Besides these translations, Greek and Spanish translations are also in progress.
Motivational Diagnostic Test
In addition to the procrastination measure, the Motivational Diagnostic Test is available, which can be used in order to find the motivational mechanisms that contribute to procrastination. The diagnostic measure is built upon the Temporal Motivational Theory. According to this theory, three factors can increase the likelihood of procrastination:
- Expectancy: Lower expectancies of success can result in higher degrees of procrastination
- Value: Tasks that have lower values (i.e., less interesting) from an individual’s perspective are usually postponed to a later time
- Impulsivity: Higher levels of impulsivity can make the person act upon short-term temptations instead of focusing on long-term goals.
To evaluate the ability of these factors to predict procrastination, the Motivational Diagnostic Test was administered to 1,279 respondents along with two measures of procrastination, including the Irrational Procrastination Scale (Steel, 2010), and the UPPS impulsive behavior scale (Whiteside & Lynam, 2001). The sample comprised of 50.3% male and 49.7% women with a mean age of 33 years. The reliability measures were high with .83 for Expectancy, .84 for Value, and .83 for Impulsiveness. The results showed that the three factors of expectancy, value, and impulsivity accounted for 49% of the variance in procrastination. The results also highlighted the fact that procrastination is mostly driven by impulsiveness, even though expectancy and value have influence on it as well. Impulsiveness either in the form of frequent distraction by short-term goals or lack of perseverance towards long-term goals can result in procrastination among people.
This research and measure was presented at the 7th Procrastination Research Conference Biennial Meeting in Amsterdam, Netherlands:
Steel, P. (2011). A diagnostic measure of procrastination. Paper presented at the 7th Procrastination Research Conference Biennial Meeting, Counseling the Procrastinator in Academic Settings, Amsterdam, Netherlands.
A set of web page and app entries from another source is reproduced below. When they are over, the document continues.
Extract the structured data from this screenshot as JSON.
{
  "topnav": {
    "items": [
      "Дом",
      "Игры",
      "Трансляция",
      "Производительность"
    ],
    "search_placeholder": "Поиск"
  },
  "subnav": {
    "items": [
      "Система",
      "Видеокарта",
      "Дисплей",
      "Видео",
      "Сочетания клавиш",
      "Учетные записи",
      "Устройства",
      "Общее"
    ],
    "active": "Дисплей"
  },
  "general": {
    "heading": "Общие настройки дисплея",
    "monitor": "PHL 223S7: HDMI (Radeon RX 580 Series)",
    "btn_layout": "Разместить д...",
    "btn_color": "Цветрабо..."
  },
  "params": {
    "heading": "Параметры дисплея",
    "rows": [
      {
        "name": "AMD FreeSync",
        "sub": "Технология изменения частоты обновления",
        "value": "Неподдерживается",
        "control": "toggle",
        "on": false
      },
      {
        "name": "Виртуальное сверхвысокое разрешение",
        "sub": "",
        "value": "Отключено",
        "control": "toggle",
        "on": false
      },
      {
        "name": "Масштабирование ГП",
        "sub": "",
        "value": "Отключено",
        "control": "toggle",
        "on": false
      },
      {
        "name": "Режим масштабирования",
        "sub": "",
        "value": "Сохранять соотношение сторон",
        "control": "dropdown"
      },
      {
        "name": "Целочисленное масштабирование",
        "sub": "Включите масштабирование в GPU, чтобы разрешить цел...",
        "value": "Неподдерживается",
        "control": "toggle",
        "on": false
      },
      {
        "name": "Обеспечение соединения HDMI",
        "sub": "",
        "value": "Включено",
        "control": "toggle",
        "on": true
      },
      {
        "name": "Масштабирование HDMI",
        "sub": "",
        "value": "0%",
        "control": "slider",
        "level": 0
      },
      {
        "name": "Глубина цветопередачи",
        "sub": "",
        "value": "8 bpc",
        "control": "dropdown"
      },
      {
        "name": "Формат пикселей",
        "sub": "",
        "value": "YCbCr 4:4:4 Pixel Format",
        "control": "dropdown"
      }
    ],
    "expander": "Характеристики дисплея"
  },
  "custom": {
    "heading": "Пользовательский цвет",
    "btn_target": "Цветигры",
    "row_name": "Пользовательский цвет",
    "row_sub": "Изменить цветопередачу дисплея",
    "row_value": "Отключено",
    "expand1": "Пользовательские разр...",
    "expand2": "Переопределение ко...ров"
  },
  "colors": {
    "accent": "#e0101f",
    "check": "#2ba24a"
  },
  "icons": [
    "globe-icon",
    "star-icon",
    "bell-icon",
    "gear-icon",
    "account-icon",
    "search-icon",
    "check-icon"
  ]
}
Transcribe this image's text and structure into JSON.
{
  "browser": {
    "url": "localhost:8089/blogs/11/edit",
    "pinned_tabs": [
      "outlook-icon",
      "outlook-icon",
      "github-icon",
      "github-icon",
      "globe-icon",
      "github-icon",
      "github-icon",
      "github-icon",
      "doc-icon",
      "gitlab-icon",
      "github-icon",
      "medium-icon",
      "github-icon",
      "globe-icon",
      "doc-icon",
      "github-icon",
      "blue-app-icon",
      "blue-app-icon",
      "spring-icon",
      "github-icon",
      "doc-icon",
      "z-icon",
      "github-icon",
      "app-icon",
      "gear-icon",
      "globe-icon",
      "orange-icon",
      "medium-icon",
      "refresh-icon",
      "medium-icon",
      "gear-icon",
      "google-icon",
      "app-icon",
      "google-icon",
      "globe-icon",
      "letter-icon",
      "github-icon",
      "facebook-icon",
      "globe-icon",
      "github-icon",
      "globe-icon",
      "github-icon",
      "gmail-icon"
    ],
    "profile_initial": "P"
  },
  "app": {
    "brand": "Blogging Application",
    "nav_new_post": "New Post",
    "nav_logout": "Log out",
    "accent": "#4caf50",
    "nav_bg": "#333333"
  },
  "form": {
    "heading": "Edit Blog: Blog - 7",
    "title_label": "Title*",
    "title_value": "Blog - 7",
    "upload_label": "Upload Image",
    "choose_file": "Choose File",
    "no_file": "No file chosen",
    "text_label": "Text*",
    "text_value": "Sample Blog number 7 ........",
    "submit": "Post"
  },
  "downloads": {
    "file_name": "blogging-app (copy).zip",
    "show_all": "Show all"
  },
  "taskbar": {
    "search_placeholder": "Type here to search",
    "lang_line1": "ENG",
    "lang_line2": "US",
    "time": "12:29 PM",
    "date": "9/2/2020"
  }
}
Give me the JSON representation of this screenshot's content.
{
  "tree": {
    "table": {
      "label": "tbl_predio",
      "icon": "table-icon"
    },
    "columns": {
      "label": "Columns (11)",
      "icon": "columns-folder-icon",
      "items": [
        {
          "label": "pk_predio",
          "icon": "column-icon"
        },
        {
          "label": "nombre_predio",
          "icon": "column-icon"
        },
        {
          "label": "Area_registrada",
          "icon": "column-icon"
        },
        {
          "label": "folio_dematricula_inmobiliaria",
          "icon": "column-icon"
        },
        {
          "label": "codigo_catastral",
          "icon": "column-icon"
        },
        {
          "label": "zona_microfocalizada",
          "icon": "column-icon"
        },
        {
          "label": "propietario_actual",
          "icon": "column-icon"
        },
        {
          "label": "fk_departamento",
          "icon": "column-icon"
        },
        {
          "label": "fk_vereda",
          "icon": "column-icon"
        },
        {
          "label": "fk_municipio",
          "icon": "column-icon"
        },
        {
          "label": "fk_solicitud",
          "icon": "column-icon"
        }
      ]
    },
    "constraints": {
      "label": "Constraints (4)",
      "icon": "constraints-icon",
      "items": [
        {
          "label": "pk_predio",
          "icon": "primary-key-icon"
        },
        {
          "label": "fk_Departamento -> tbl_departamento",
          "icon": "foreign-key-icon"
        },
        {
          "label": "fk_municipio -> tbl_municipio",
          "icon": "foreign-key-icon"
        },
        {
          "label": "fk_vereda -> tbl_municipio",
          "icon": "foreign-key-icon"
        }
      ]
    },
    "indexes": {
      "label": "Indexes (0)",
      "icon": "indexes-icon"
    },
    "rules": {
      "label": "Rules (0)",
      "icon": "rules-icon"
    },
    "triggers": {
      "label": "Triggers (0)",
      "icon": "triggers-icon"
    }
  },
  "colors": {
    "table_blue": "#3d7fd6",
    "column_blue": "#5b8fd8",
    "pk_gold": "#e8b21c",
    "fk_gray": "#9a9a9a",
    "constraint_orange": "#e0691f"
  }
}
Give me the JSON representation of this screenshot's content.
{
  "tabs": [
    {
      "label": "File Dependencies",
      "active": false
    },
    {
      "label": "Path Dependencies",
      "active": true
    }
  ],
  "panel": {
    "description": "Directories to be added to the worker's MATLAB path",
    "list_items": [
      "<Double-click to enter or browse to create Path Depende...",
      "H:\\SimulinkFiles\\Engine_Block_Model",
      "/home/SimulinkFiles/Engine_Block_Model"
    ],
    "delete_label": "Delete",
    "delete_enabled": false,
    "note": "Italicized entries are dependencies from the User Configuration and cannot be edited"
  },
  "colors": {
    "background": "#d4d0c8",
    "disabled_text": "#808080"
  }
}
Again, you can freely use both the procrastination scale and the diagnostic test for either research or clinical purposes.
Rebetez, M. M. L., Rochat, L., Gay, P., & Van der Linden, M. (2014). Validation of a French version of the Pure Procrastination Scale (PPS). Comprehensive Psychiatry, 55(6), 1442-1447.
Rozental, A., Forsell, E., Svensson, A., Forsström, D., Andersson, G., & Carlbring, P. (2014). Psychometric evaluation of the Swedish version of the pure procrastination scale, the irrational procrastination scale, and the susceptibility to temptation scale in a clinical population. BMC psychology,2(1), 54.
Steel, P. (2010). Arousal, avoidant and decisional procrastinators: Do they exist? Personality and Individual Differences, 48, 926-934.
Steel, P., & Ferrari, J. (2013). Sex, education and procrastination: an epidemiological study of procrastinators’ characteristics from a global sample. European Journal of Personality, 27(1), 51-58.
Whiteside, S., & Lynam, D. (2001). The Five Factor Model and impulsivity: Using a structural model of personality to understand impulsivity. Personality and Individual Differences, 30(4), 669-689.